Asparagus first grew in the countries of the eastern Mediterranean, and still grows wild in coastal areas of Europe. Cultivated for more than 2000 years, it was first used as a medicine before being regarded as a food. Read more
How to grow Asparagus
Asparagus is the most drought-tolerant of all vegetables, but it does not thrive in waterlogged soils. Reassuringly, it is virtually pest-free. 'Weed and greed' are its too main enemies. Root care is particularly important, so weed asparagus by hand rather than with a hoe. Best results are achieved from planting one-year-old crowns, but do not be greedy and cut spears produced in the year after planting.
Let the crowns develop a strong root system. The following year, cut for two weeks and from then on it should be in full production for up to eight weeks annually. Harvesting after midsummer shortens the life of crowns. Traditional wisdom tells us cut an inch or two below soil level, but this can cause serious damage. It is much better to cut spears at ground level.
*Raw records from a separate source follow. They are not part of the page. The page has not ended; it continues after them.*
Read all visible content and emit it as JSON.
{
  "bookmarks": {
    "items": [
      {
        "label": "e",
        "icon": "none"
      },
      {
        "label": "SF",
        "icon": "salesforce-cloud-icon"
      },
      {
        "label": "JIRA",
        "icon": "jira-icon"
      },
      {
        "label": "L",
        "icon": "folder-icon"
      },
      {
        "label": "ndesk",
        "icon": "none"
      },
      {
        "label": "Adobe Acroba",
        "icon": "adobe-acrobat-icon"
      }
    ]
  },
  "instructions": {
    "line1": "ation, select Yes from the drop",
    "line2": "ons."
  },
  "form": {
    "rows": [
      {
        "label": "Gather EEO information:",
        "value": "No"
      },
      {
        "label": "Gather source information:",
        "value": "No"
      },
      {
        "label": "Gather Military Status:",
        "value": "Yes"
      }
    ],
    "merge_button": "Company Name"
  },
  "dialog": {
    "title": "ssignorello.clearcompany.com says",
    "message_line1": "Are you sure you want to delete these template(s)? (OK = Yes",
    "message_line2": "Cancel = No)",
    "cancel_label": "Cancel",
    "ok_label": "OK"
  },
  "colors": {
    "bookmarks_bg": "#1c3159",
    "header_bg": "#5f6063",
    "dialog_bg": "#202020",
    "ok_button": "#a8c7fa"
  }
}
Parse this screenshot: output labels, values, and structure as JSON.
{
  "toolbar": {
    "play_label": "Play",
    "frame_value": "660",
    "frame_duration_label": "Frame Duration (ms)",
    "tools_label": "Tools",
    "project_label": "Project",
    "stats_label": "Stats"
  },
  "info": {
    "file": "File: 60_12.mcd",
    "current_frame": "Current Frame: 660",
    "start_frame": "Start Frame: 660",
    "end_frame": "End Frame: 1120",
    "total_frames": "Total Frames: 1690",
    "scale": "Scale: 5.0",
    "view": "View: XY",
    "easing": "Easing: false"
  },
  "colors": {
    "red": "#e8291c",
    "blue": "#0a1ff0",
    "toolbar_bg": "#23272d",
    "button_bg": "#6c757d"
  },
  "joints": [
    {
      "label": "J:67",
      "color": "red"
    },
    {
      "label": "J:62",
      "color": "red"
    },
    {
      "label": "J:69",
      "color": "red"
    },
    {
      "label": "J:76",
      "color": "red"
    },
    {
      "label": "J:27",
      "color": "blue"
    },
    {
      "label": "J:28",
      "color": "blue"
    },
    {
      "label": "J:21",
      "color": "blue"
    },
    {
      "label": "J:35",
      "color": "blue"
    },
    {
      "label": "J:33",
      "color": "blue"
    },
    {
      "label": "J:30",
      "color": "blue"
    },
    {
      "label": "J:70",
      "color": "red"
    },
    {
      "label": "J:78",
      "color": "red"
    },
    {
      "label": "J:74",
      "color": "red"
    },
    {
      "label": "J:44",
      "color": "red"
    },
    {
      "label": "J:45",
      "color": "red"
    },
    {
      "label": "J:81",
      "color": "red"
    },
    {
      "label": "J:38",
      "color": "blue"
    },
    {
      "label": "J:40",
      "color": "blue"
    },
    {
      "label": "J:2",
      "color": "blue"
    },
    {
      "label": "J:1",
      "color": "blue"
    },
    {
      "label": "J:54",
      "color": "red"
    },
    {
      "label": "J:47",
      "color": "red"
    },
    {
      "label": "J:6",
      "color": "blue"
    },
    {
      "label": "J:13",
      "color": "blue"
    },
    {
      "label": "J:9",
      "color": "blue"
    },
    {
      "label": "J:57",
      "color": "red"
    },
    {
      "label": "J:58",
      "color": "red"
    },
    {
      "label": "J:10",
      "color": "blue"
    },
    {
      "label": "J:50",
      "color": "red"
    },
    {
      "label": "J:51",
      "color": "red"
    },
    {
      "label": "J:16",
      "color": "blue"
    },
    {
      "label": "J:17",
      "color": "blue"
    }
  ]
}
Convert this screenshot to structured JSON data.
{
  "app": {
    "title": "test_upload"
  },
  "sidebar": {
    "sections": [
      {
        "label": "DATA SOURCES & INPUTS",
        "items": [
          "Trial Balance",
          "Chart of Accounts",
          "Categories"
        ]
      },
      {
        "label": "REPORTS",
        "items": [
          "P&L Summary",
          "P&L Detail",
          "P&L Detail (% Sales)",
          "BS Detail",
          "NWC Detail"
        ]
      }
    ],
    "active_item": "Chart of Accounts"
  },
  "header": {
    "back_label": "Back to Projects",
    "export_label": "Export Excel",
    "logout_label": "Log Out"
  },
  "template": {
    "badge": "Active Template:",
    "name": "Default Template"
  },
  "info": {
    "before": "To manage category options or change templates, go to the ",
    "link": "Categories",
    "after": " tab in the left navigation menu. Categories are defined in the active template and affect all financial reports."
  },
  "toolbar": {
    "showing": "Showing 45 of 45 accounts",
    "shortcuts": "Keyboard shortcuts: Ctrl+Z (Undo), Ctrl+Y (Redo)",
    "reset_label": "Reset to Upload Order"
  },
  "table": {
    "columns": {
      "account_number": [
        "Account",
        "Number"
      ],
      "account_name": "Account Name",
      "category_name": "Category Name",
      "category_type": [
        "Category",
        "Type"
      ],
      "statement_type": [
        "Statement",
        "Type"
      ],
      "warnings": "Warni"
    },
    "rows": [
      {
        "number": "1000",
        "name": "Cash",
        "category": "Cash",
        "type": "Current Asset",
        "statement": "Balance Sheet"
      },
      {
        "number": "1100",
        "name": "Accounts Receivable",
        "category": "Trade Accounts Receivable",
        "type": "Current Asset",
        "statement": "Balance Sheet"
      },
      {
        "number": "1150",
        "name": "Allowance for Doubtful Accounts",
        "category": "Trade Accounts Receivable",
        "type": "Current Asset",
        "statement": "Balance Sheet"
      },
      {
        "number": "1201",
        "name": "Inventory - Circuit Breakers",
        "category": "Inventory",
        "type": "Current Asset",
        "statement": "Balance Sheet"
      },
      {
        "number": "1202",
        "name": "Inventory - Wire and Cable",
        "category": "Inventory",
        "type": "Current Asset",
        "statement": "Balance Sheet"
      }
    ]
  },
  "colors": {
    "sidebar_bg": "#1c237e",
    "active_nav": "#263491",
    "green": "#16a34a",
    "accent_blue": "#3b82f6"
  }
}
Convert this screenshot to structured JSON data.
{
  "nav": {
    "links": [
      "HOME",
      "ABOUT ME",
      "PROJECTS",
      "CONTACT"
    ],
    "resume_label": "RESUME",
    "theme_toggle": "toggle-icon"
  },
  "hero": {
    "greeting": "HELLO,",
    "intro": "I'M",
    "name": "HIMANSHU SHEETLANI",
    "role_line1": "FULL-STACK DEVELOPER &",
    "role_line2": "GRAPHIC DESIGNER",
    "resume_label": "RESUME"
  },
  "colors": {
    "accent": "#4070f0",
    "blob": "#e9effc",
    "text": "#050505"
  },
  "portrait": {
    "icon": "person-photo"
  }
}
As asparagus is a long-term crop, it is important to choose a good site. The best soil is a deep and well-drained one; coarse, sandy soils will give better results than heavy ones. The soil pH should be 6.5 or above. The incorporation of plenty of well-rotted organic matter is good, especially on lighter soils. Show less